In Afghanistan and Pakistan, we cannot defeat violent extremism by military power alone. As Secretary Gates recently said, “without development we will not be able to be successful in either Iraq or Afghanistan.” Our military strategy in Afghanistan is often described as “clear, hold, and build.” How can we succeed if there is no one to do the holding and the building?
Foreign assistance programs protect us even outside the areas of active combat or potential conflict. Our efforts to stop the spread of HIV/AIDS and other deadly diseases, counter the flow of illegal narcotics, prevent proliferation of weapons of mass destruction, reduce human misery and halt environmental destruction, all help to protect the safety and security of American citizens.
Mr. Speaker, we can’t afford to go back to the isolationist, unilateralist policies of the past. Cutting spending to 2008 levels takes us back to a period when America’s standing in the world was at an all-time low.
Whether it’s finding new markets for U.S. goods and services, addressing climate change, sharing the burden of peacekeeping, enforcing sanctions against Iran, or improving travel and communications, we need to build strong international relationships.
We all remember the period when the United States tried to go it alone, unwilling to cooperate with other countries and demonstrate global leadership.
We’ve finally begun to turn that all around. Let’s not go back to the bad old days when the U.S. turned away from the rest of the world, and lost so much of its influence and respect.
Mr. Speaker, we all recognize the very difficult budget and economic situation that confronts us. There is no doubt that well-crafted reforms will help us to use our foreign assistance dollars more effectively and efficiently, and ensure that aid reaches those who need it. That is why I am continuing my efforts to develop legislation to modernize our foreign assistance policies and programs.
But what we need to do, as one conservative blogger has suggested, is to “mend it, not end it.” Comparatively speaking, diplomacy and development don’t cost much, and save us money over the long run.
International affairs funding helps promote U.S. exports and saves U.S. jobs. Our economy can’t grow without creating and expanding new markets abroad.

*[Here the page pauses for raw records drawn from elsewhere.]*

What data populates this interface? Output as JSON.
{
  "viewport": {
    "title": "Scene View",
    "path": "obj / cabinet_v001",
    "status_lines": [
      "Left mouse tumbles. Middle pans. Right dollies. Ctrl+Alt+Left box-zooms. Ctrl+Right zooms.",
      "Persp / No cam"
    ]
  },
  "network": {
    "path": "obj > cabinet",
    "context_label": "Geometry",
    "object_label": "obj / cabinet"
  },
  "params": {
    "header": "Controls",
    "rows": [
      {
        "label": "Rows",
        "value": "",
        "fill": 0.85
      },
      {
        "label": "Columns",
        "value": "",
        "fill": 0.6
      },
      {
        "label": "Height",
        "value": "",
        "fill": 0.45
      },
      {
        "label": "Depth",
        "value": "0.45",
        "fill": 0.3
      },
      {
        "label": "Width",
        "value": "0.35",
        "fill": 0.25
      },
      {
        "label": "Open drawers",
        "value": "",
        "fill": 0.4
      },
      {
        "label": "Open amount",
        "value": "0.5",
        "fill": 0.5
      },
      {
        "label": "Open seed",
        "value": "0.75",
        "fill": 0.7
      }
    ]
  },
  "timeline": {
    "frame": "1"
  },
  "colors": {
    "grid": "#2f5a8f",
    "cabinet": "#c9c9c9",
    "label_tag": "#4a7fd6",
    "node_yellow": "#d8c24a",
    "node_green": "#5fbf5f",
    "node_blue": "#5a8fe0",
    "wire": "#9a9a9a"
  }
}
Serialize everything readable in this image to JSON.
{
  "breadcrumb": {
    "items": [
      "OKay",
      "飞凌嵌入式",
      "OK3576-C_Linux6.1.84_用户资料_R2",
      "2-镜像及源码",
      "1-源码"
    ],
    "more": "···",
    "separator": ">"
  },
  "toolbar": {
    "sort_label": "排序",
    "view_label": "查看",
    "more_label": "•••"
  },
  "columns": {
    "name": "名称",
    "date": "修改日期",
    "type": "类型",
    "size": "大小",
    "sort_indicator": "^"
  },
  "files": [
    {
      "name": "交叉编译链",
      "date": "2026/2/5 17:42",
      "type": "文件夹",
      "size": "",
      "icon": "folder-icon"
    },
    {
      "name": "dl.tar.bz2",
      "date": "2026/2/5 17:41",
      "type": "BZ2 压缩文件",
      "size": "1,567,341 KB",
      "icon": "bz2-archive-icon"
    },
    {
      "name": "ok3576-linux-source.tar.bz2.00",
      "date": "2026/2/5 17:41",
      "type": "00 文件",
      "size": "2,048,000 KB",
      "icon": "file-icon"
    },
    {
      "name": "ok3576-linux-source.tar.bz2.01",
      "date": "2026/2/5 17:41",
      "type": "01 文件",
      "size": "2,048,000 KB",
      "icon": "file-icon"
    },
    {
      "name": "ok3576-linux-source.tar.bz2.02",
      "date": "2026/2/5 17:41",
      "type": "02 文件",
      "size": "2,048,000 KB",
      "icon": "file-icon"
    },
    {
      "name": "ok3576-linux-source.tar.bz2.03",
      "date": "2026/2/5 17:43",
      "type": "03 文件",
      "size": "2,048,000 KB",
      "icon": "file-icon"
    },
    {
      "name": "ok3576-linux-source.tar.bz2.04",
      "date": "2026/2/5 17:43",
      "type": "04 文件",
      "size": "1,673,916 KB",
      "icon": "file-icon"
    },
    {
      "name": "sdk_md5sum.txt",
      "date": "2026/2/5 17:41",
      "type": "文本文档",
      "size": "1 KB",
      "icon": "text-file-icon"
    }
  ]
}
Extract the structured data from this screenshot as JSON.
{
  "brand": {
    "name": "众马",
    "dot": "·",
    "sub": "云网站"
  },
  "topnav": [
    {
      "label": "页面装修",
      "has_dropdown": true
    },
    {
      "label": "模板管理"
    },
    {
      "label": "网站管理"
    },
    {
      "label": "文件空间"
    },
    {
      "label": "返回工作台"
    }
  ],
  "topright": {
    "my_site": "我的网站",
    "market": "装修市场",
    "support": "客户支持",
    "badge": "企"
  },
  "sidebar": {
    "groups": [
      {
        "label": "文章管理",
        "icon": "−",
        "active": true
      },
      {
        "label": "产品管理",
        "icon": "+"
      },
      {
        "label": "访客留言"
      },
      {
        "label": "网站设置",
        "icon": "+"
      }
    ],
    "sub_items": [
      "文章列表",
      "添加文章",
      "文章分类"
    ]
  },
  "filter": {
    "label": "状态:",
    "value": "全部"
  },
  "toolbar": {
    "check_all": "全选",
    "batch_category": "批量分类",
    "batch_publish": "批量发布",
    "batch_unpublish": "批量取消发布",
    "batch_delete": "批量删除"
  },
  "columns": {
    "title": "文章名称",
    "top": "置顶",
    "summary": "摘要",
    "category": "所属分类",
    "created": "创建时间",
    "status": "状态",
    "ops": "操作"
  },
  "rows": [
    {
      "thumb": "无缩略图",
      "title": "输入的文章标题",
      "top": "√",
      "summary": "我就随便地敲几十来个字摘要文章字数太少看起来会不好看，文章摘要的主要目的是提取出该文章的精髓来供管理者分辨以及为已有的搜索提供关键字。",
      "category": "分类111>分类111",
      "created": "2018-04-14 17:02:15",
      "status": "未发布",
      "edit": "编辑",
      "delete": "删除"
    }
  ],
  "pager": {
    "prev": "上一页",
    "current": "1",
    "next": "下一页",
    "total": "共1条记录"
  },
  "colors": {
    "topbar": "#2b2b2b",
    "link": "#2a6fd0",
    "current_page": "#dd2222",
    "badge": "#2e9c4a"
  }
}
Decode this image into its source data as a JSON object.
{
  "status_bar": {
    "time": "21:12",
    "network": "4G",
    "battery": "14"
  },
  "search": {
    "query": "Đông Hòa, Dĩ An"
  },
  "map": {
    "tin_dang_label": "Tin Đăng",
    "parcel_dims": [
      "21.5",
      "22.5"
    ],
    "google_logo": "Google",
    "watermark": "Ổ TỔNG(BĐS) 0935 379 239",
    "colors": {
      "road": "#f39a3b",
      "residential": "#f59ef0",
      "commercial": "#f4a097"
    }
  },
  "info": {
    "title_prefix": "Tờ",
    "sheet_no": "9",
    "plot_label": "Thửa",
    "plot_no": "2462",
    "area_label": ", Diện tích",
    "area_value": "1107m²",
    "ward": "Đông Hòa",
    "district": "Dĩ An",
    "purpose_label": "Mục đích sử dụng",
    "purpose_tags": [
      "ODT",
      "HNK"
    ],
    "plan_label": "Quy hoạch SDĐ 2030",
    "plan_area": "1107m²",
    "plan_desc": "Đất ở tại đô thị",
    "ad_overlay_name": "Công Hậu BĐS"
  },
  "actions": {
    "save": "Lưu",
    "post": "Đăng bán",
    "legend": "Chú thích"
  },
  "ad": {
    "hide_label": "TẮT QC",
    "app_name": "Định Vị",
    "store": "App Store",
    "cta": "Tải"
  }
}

Our diplomats help to identify export opportunities, help American companies navigate foreign political systems, and level the playing field for American products around the globe.
We should also keep in mind that international affairs accounts for just one percent of the budget. Even if we eliminated such spending entirely, it wouldn’t balance the budget and it wouldn’t make a dent in our national debt. But it would devastate our economy and our national security.
As Secretary Gates said last fall, “Development is a lot cheaper than sending soldiers.”
In places like Haiti and Sudan, we provide assistance not only for purely humanitarian reasons, but also because a failure to do so could lead to chaos and bloodshed that would be far more costly in the long run.
Going back to 2008 levels of global AIDS funding would mean ending antiretroviral treatment for people who are currently receiving it. It would mean abandoning pregnant women who run a high risk of transmitting HIV to their newborns. It would mean fewer orphans and vulnerable children will get care and support, and fewer people in poor countries will get HIV counseling and testing.
President Bush made clear not only the need to not cut funding, but to make greater investments in these programs when he wrote, just a few months ago, “there are millions on treatment who cannot be abandoned. And the progress in many African nations depends on the realistic hope of new patients gaining access to treatment…On AIDS, to stand still is to lose ground.”
Mr. Speaker, these are only a few of the most obvious and damaging implications of reducing the international affairs budget to 2008 levels. This resolution would set the stage for reckless cuts that endanger our national security, abandon our national interests and throw Americans out of work, and I urge my colleagues to oppose it.